*** Opening of Data to use ***
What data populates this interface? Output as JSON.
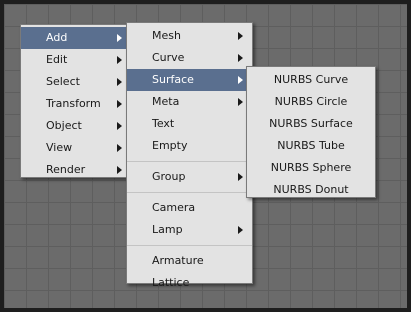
{
  "menu_level1": {
    "items": [
      {
        "label": "Add"
      },
      {
        "label": "Edit"
      },
      {
        "label": "Select"
      },
      {
        "label": "Transform"
      },
      {
        "label": "Object"
      },
      {
        "label": "View"
      },
      {
        "label": "Render"
      }
    ]
  },
  "menu_level2": {
    "items": [
      {
        "label": "Mesh"
      },
      {
        "label": "Curve"
      },
      {
        "label": "Surface"
      },
      {
        "label": "Meta"
      },
      {
        "label": "Text"
      },
      {
        "label": "Empty"
      },
      {
        "label": "Group"
      },
      {
        "label": "Camera"
      },
      {
        "label": "Lamp"
      },
      {
        "label": "Armature"
      },
      {
        "label": "Lattice"
      }
    ]
  },
  "menu_level3": {
    "items": [
      {
        "label": "NURBS Curve"
      },
      {
        "label": "NURBS Circle"
      },
      {
        "label": "NURBS Surface"
      },
      {
        "label": "NURBS Tube"
      },
      {
        "label": "NURBS Sphere"
      },
      {
        "label": "NURBS Donut"
      }
    ]
  },
  "colors": {
    "highlight": "#5a6f8f",
    "menu_bg": "#e3e3e3",
    "viewport_bg": "#6b6b6b"
  },
  "icons": [
    "submenu-arrow-icon"
  ]
}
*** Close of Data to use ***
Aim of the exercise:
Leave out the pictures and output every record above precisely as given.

Answer area:
What data populates this interface? Output as JSON.
{
  "menu_level1": {
    "items": [
      {
        "label": "Add"
      },
      {
        "label": "Edit"
      },
      {
        "label": "Select"
      },
      {
        "label": "Transform"
      },
      {
        "label": "Object"
      },
      {
        "label": "View"
      },
      {
        "label": "Render"
      }
    ]
  },
  "menu_level2": {
    "items": [
      {
        "label": "Mesh"
      },
      {
        "label": "Curve"
      },
      {
        "label": "Surface"
      },
      {
        "label": "Meta"
      },
      {
        "label": "Text"
      },
      {
        "label": "Empty"
      },
      {
        "label": "Group"
      },
      {
        "label": "Camera"
      },
      {
        "label": "Lamp"
      },
      {
        "label": "Armature"
      },
      {
        "label": "Lattice"
      }
    ]
  },
  "menu_level3": {
    "items": [
      {
        "label": "NURBS Curve"
      },
      {
        "label": "NURBS Circle"
      },
      {
        "label": "NURBS Surface"
      },
      {
        "label": "NURBS Tube"
      },
      {
        "label": "NURBS Sphere"
      },
      {
        "label": "NURBS Donut"
      }
    ]
  },
  "colors": {
    "highlight": "#5a6f8f",
    "menu_bg": "#e3e3e3",
    "viewport_bg": "#6b6b6b"
  },
  "icons": [
    "submenu-arrow-icon"
  ]
}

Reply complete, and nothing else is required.